How would I evaluate my own practice of technology integration?

I am grateful that this question was posed this week.  Before reading any of the suggested readings this week I initially thought of myself as ok, nothing great but getting by.


Then I read the article WHY INTEGRATE TECHNOLOGY INTO THE CURRICULUM?: THE REASONS ARE MANY where the Edutopia team states that-

“In particular, it must support four key components of learning: active engagement, participation in groups, frequent interaction and feedback, and connection to real-world experts.”

And I thought, “WOW! I do all of that!”

Looking back 2 years ago when I was teaching at a lower income public school in the states, I was unaware of what was possible in regards to technology in the classroom.  I wasn’t completely in the dark.  I knew about apps that could help students and I often downloaded things to my personal iPhone that I would then let students use one at a time.  Eventually, I collected old phones from friends and family members that I would use as a small group set.
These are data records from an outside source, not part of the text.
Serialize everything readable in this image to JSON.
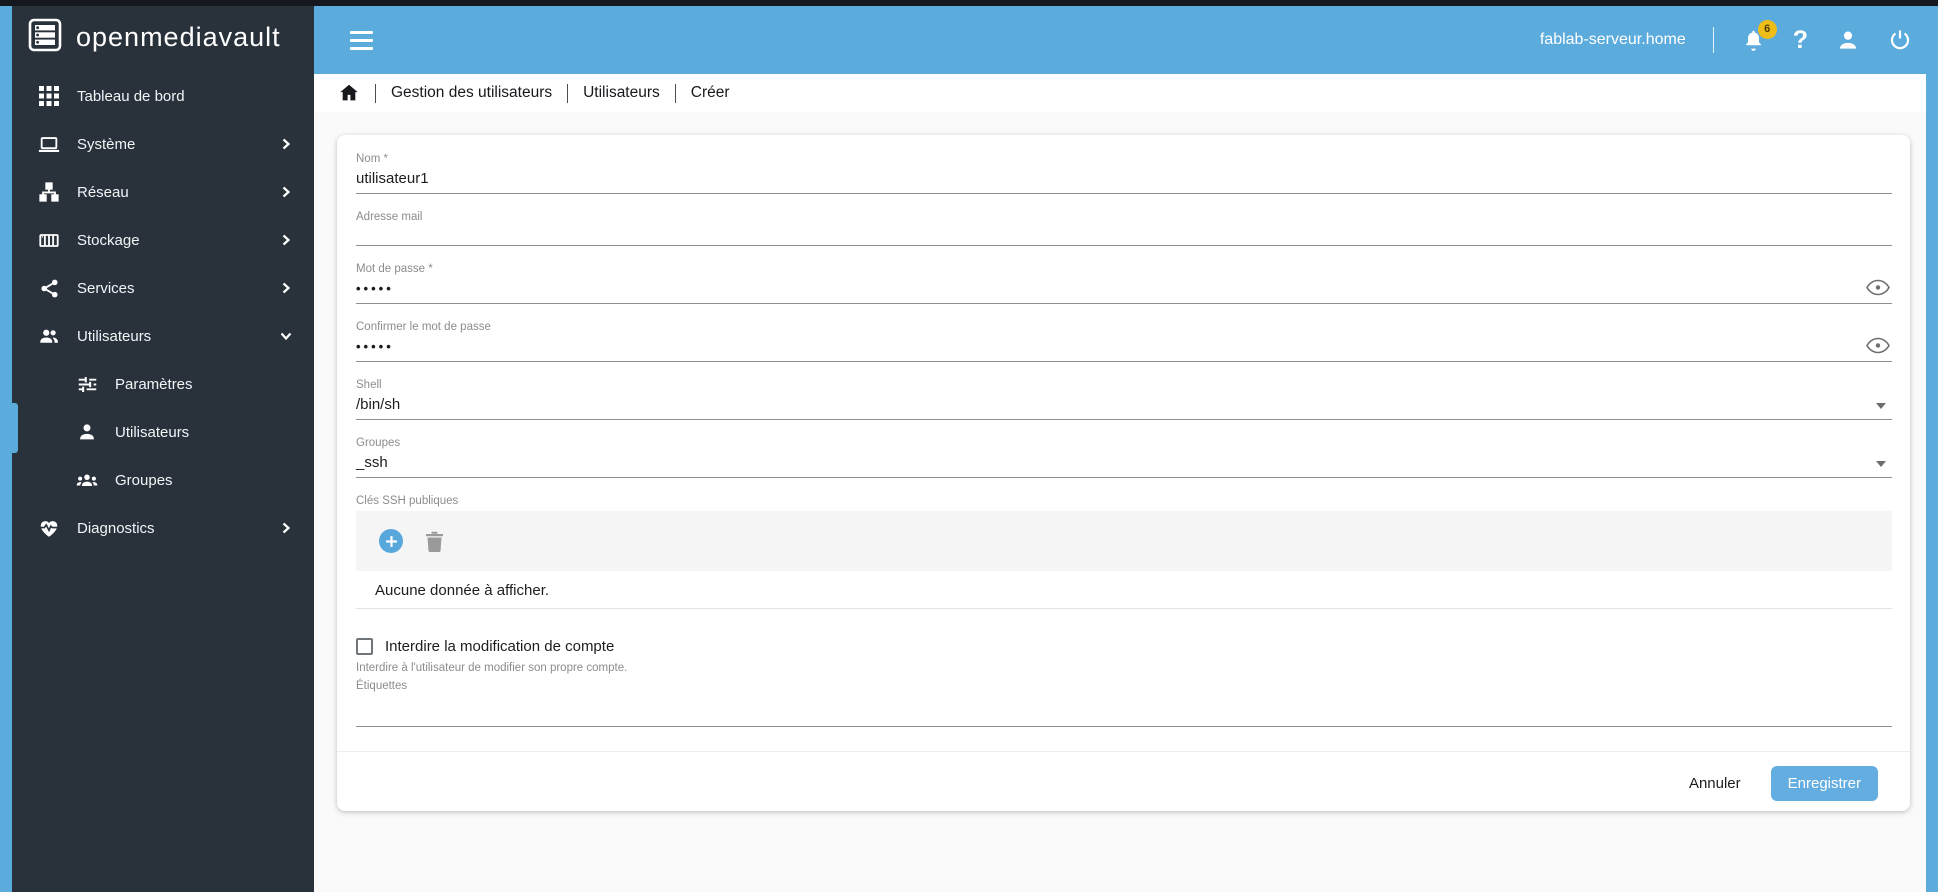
{
  "brand": {
    "name": "openmediavault"
  },
  "topbar": {
    "hostname": "fablab-serveur.home",
    "notifications_count": "6",
    "icons": [
      "bell-icon",
      "help-icon",
      "user-icon",
      "power-icon"
    ]
  },
  "breadcrumb": {
    "items": [
      "Gestion des utilisateurs",
      "Utilisateurs",
      "Créer"
    ]
  },
  "sidebar": {
    "items": [
      {
        "label": "Tableau de bord",
        "icon": "dashboard-grid-icon"
      },
      {
        "label": "Système",
        "icon": "laptop-icon",
        "chevron": "right"
      },
      {
        "label": "Réseau",
        "icon": "network-icon",
        "chevron": "right"
      },
      {
        "label": "Stockage",
        "icon": "storage-icon",
        "chevron": "right"
      },
      {
        "label": "Services",
        "icon": "share-icon",
        "chevron": "right"
      },
      {
        "label": "Utilisateurs",
        "icon": "people-icon",
        "chevron": "down",
        "expanded": true
      },
      {
        "label": "Paramètres",
        "icon": "tune-icon",
        "sub": true
      },
      {
        "label": "Utilisateurs",
        "icon": "person-icon",
        "sub": true,
        "active": true
      },
      {
        "label": "Groupes",
        "icon": "groups-icon",
        "sub": true
      },
      {
        "label": "Diagnostics",
        "icon": "heart-pulse-icon",
        "chevron": "right"
      }
    ]
  },
  "form": {
    "nom": {
      "label": "Nom *",
      "value": "utilisateur1"
    },
    "adresse_mail": {
      "label": "Adresse mail",
      "value": ""
    },
    "mot_de_passe": {
      "label": "Mot de passe *",
      "value": "•••••"
    },
    "confirmer": {
      "label": "Confirmer le mot de passe",
      "value": "•••••"
    },
    "shell": {
      "label": "Shell",
      "value": "/bin/sh"
    },
    "groupes": {
      "label": "Groupes",
      "value": "_ssh"
    },
    "ssh": {
      "label": "Clés SSH publiques",
      "empty_text": "Aucune donnée à afficher."
    },
    "interdire": {
      "label": "Interdire la modification de compte",
      "helper": "Interdire à l'utilisateur de modifier son propre compte.",
      "checked": false
    },
    "etiquettes": {
      "label": "Étiquettes",
      "value": ""
    }
  },
  "actions": {
    "cancel": "Annuler",
    "save": "Enregistrer"
  },
  "colors": {
    "accent": "#5babdd",
    "sidebar_bg": "#29323b",
    "save_button": "#64ade1",
    "badge": "#eebd18",
    "field_label": "#8c8c8c"
  }
}
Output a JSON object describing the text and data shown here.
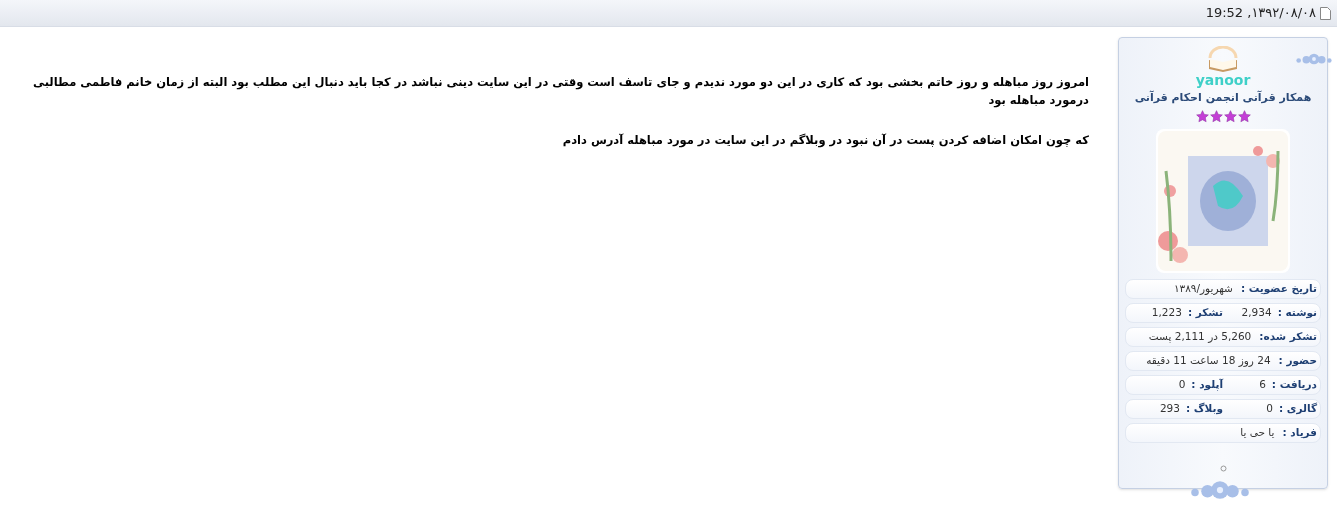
{
  "post_header": {
    "date": "۱۳۹۲/۰۸/۰۸, 19:52"
  },
  "post": {
    "paragraphs": [
      "امروز روز مباهله و روز خاتم بخشی بود که کاری در این دو مورد ندیدم و جای تاسف است وقتی در این سایت دینی نباشد در کجا باید دنبال این مطلب بود البته از زمان خانم فاطمی مطالبی درمورد مباهله بود",
      "که چون امکان اضافه کردن پست در آن نبود در وبلاگم در این سایت در مورد مباهله آدرس دادم"
    ]
  },
  "profile": {
    "username": "yanoor",
    "title": "همکار قرآنی انجمن احکام قرآنی",
    "stars": 4,
    "stats": [
      {
        "cells": [
          {
            "label": "تاریخ عضویت :",
            "value": "شهریور/۱۳۸۹"
          }
        ]
      },
      {
        "cells": [
          {
            "label": "نوشته :",
            "value": "2,934"
          },
          {
            "label": "تشکر :",
            "value": "1,223"
          }
        ]
      },
      {
        "cells": [
          {
            "label": "تشکر شده:",
            "value": "5,260 در 2,111 پست"
          }
        ]
      },
      {
        "cells": [
          {
            "label": "حضور :",
            "value": "24 روز 18 ساعت 11 دقیقه"
          }
        ]
      },
      {
        "cells": [
          {
            "label": "دریافت :",
            "value": "6"
          },
          {
            "label": "آپلود :",
            "value": "0"
          }
        ]
      },
      {
        "cells": [
          {
            "label": "گالری :",
            "value": "0"
          },
          {
            "label": "وبلاگ :",
            "value": "293"
          }
        ]
      },
      {
        "cells": [
          {
            "label": "فریاد :",
            "value": "یا حی یا"
          }
        ]
      }
    ]
  }
}
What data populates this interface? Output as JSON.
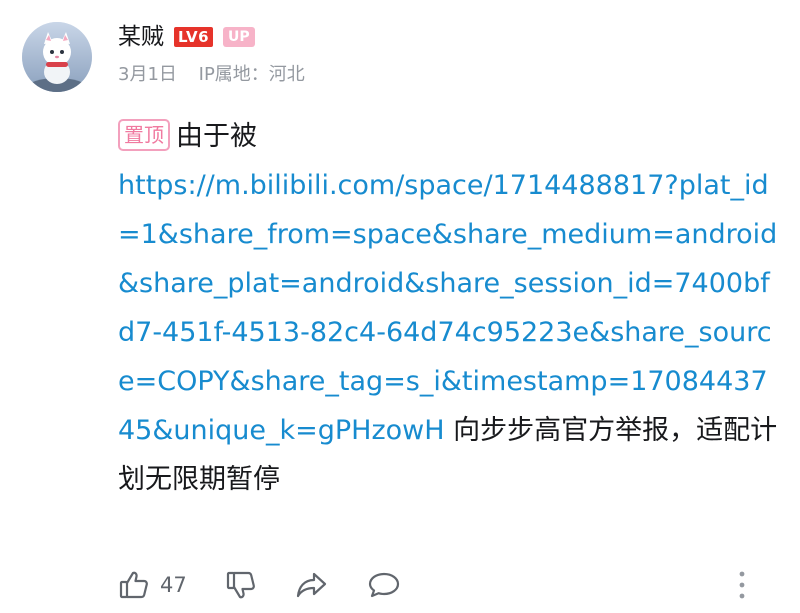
{
  "user": {
    "name": "某贼",
    "level_badge": "LV6",
    "up_badge": "UP",
    "date": "3月1日",
    "ip_location": "IP属地：河北"
  },
  "comment": {
    "pin_tag": "置顶",
    "text_before_link": "由于被",
    "link": "https://m.bilibili.com/space/1714488817?plat_id=1&share_from=space&share_medium=android&share_plat=android&share_session_id=7400bfd7-451f-4513-82c4-64d74c95223e&share_source=COPY&share_tag=s_i&timestamp=1708443745&unique_k=gPHzowH",
    "text_after_link": " 向步步高官方举报，适配计划无限期暂停"
  },
  "actions": {
    "like_icon": "thumbs-up-icon",
    "like_count": "47",
    "dislike_icon": "thumbs-down-icon",
    "share_icon": "share-icon",
    "reply_icon": "reply-bubble-icon",
    "more_icon": "more-vertical-icon"
  },
  "colors": {
    "link": "#178bcf",
    "level_badge_bg": "#e6332a",
    "up_badge_bg": "#f7b3c8",
    "pin_tag": "#f07aa0",
    "meta_text": "#9499a0"
  }
}
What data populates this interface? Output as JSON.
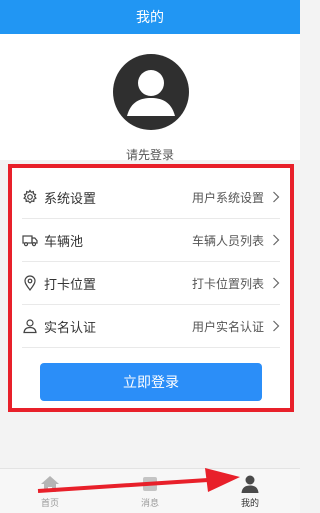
{
  "header": {
    "title": "我的"
  },
  "profile": {
    "avatar_icon": "user-avatar-icon",
    "login_prompt": "请先登录"
  },
  "menu": [
    {
      "icon": "gear-icon",
      "label": "系统设置",
      "value": "用户系统设置"
    },
    {
      "icon": "truck-icon",
      "label": "车辆池",
      "value": "车辆人员列表"
    },
    {
      "icon": "location-pin-icon",
      "label": "打卡位置",
      "value": "打卡位置列表"
    },
    {
      "icon": "person-icon",
      "label": "实名认证",
      "value": "用户实名认证"
    }
  ],
  "login_button": "立即登录",
  "tabbar": {
    "items": [
      {
        "icon": "home-icon",
        "label": "首页"
      },
      {
        "icon": "message-icon",
        "label": "消息"
      },
      {
        "icon": "profile-icon",
        "label": "我的"
      }
    ],
    "active": 2
  },
  "colors": {
    "header_bg": "#2196f3",
    "button_bg": "#2b8ef8",
    "highlight_border": "#e8202a",
    "arrow": "#e8202a"
  }
}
Then, I moved to teach internationally.  Total. Game. Changer.  The school I now teach at is 1:1 with their devices. There was definitely a learning curve as I tried to use the devices for more than just substitution.


by BarbaraLN (CC)
by BarbaraLN (CC)


Throughout my first year I sought out “techie” people at my school to help me as I tried to integrate technology into my teaching.  What a gift it has been!  I am no longer the main trusted source of knowledge in my classroom.  The students all actively use the internet’s wealth of information to inform themselves.

Reading about TPACK (Technological Pedagogical Content Knowledge) and the SAMR (Substitution, Augmentation, Modification, Redefinition) model, I gained vocabulary for something I was already applying in my classroom.  It was thought provoking for me to critically think about how I am using technology.  So much of what I do has just become part of my teaching bag of tricks. I’ve realized that technology in the classroom has changed the way I teach and my expectations of what the students are capable of.  What a gift,